### TASK DETAILS
Wherever "number" appears in a line of the listing, that line should be returned.

* * *

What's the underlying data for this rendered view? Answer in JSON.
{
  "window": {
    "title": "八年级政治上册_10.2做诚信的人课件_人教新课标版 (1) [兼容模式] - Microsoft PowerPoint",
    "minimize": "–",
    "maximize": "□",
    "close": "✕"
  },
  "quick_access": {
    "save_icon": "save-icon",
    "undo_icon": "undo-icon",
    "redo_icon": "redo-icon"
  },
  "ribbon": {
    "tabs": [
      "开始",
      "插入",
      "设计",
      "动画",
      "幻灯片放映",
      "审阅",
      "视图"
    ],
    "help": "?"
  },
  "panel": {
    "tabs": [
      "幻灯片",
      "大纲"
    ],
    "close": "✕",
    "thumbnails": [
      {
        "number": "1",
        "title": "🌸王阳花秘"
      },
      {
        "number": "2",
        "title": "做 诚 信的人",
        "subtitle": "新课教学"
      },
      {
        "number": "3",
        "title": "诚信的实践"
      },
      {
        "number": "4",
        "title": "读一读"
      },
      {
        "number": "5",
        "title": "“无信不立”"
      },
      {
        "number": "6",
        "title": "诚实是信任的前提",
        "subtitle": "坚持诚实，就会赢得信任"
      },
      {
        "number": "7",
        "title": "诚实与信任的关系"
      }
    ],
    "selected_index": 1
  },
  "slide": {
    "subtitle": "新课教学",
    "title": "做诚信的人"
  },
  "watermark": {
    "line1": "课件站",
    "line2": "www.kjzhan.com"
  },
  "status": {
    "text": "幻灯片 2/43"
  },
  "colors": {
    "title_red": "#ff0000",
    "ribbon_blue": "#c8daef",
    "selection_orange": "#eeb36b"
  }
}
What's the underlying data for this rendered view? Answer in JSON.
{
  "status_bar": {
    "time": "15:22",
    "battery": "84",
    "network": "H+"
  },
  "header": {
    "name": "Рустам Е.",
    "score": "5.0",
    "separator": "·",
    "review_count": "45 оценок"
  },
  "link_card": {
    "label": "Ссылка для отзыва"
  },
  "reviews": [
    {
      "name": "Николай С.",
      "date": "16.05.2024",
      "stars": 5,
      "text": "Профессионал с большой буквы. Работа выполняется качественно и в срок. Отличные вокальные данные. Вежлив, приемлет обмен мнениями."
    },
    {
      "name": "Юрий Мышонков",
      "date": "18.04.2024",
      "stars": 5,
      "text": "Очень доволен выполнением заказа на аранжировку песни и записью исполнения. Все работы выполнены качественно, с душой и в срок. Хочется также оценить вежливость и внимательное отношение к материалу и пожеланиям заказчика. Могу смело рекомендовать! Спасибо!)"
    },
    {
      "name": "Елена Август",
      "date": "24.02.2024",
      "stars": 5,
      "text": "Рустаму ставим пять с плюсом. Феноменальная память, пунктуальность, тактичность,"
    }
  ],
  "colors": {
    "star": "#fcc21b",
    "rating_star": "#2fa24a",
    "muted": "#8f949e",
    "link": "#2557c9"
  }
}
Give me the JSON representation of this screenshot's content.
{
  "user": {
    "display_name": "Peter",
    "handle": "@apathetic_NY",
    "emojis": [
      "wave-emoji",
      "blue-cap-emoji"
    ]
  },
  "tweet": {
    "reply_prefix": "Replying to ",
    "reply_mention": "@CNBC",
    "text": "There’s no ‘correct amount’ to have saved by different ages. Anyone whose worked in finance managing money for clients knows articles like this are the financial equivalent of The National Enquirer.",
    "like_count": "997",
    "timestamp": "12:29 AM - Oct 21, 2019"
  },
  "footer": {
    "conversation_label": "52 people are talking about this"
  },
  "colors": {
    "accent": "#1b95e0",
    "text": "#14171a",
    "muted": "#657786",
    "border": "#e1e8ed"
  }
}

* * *

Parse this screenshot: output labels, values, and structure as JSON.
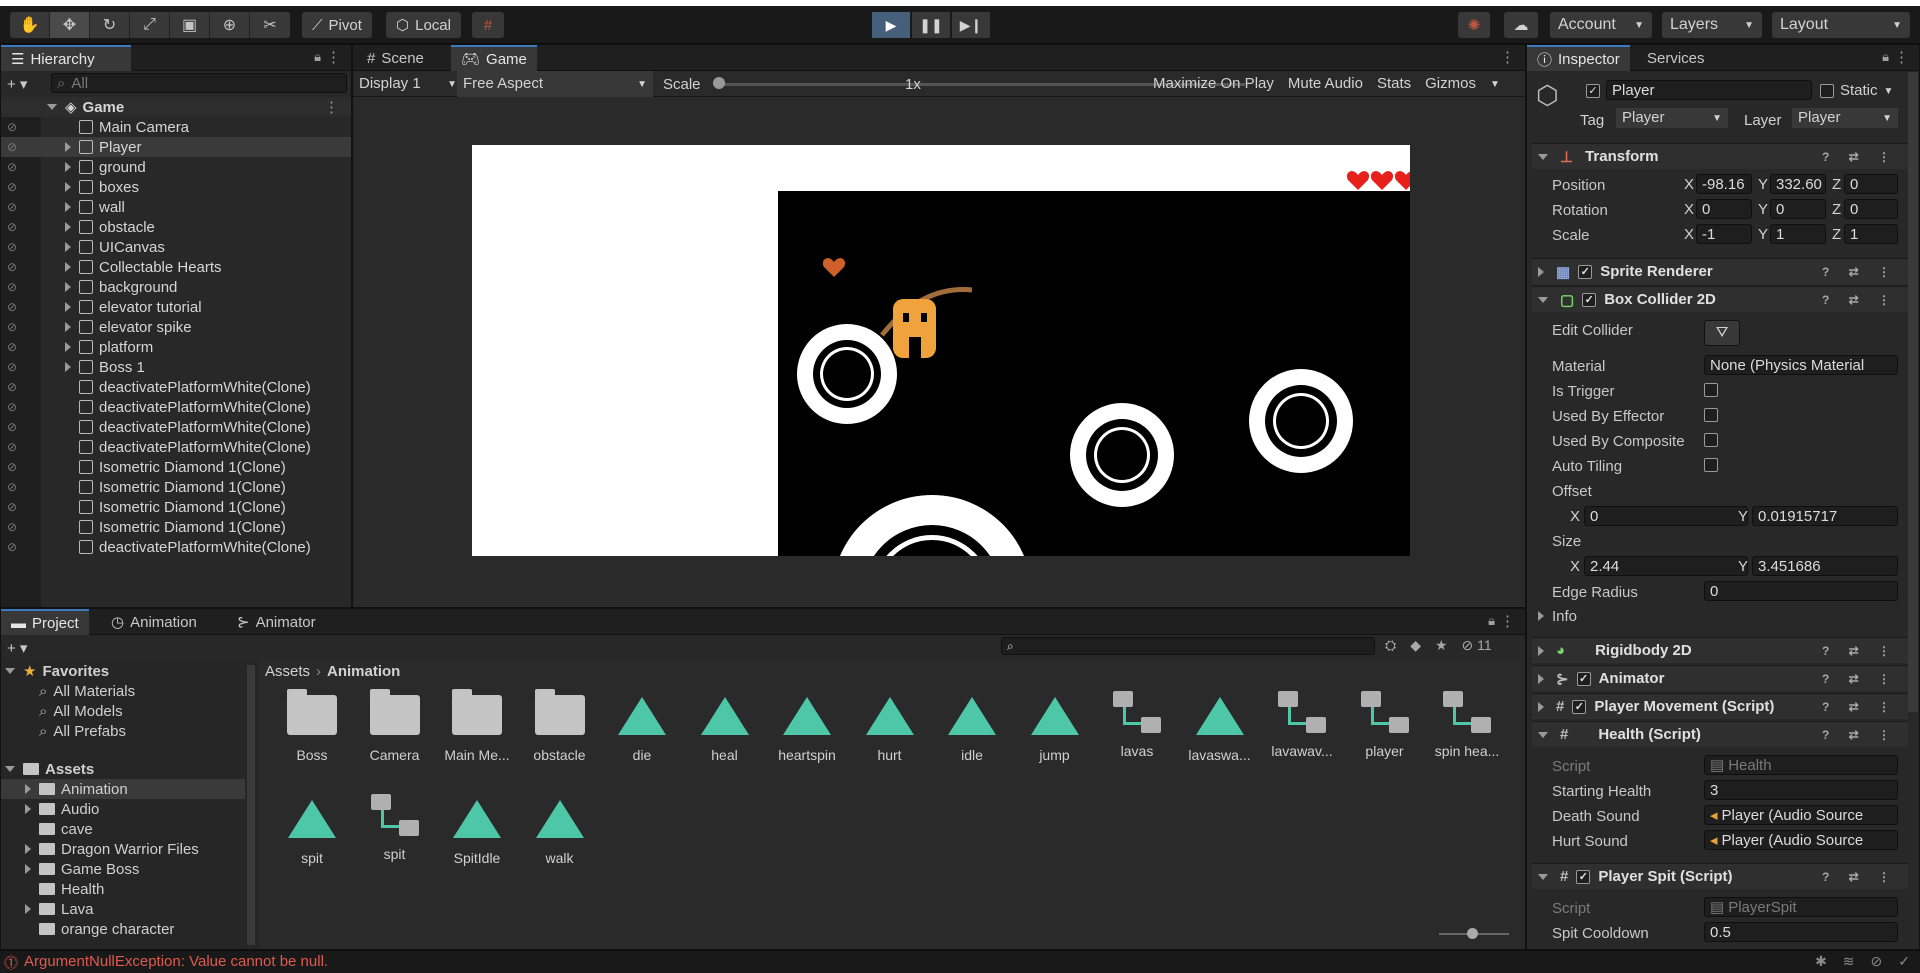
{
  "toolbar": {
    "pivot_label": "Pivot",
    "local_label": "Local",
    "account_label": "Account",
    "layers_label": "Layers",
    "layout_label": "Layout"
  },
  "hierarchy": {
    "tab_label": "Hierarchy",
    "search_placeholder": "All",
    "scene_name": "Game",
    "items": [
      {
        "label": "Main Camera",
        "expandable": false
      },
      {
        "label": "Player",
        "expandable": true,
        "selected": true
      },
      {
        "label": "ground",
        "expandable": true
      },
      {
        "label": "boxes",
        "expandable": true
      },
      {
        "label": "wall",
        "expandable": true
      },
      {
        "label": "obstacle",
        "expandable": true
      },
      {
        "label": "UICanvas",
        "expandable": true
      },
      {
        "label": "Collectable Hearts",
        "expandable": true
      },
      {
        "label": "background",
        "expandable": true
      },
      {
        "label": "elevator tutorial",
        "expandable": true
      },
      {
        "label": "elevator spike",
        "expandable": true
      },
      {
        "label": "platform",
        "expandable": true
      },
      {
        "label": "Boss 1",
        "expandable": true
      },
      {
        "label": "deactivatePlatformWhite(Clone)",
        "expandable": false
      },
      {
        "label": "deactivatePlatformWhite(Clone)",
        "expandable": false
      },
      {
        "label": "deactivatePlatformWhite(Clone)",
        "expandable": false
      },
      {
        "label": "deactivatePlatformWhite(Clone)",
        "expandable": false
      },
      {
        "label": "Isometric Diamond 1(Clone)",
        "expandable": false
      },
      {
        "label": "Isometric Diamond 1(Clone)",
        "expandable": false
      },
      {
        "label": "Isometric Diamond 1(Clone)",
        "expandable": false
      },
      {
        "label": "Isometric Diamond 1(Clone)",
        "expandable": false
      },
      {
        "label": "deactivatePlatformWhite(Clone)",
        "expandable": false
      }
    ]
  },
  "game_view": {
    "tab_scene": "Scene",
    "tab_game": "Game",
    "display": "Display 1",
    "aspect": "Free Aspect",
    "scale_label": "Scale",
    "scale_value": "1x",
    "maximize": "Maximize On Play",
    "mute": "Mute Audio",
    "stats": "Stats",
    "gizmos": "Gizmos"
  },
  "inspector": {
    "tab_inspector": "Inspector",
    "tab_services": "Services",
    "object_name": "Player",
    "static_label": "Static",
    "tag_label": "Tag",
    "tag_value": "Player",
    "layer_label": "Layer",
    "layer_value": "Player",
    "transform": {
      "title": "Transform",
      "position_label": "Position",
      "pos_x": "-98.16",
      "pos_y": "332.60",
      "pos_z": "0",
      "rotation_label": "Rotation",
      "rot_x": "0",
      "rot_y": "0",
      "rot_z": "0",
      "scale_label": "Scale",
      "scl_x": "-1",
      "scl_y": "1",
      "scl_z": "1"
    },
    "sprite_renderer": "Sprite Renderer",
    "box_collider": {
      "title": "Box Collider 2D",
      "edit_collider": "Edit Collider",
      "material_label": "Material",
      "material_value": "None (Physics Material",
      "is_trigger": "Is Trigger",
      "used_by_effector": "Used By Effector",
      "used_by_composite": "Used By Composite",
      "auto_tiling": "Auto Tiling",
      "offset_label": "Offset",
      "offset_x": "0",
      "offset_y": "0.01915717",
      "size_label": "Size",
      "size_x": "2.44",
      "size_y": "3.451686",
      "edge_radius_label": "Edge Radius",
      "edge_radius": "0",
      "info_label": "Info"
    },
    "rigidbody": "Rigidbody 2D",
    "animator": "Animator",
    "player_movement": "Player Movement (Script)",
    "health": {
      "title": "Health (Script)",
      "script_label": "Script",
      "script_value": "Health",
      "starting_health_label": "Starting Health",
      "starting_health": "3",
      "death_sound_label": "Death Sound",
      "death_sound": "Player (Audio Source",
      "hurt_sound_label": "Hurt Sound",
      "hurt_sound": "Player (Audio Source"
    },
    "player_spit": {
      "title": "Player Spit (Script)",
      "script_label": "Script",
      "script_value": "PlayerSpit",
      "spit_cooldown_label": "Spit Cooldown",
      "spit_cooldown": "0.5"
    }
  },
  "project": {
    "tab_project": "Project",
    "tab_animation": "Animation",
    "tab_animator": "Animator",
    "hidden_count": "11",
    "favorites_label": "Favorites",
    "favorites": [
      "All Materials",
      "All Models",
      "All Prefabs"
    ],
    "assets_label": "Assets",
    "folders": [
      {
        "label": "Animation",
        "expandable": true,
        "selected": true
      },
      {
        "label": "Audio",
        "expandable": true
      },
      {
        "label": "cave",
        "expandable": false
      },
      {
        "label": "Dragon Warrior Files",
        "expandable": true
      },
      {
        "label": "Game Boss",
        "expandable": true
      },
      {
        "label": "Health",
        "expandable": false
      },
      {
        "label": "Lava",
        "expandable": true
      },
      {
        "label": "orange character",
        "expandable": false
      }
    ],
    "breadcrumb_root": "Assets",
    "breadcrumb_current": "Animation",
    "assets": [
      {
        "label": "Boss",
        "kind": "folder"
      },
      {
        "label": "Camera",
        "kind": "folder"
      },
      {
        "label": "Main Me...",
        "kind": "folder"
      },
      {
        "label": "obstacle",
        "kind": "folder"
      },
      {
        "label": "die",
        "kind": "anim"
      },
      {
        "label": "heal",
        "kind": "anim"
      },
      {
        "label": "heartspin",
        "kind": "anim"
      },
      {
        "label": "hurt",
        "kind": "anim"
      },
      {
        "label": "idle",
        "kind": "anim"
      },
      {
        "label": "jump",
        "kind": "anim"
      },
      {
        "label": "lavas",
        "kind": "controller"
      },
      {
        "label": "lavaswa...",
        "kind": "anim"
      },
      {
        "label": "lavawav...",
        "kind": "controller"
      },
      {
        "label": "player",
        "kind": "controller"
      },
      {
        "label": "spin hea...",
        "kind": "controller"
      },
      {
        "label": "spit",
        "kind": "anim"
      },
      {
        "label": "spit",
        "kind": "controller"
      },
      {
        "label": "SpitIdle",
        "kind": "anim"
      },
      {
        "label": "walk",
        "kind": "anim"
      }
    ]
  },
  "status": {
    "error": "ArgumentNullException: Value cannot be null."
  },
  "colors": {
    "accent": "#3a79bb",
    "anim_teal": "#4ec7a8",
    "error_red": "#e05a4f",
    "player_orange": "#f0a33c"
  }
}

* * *

### RESULT BELOW
        "number": "1",
        "number": "2",
        "number": "3",
        "number": "4",
        "number": "5",
        "number": "6",
        "number": "7",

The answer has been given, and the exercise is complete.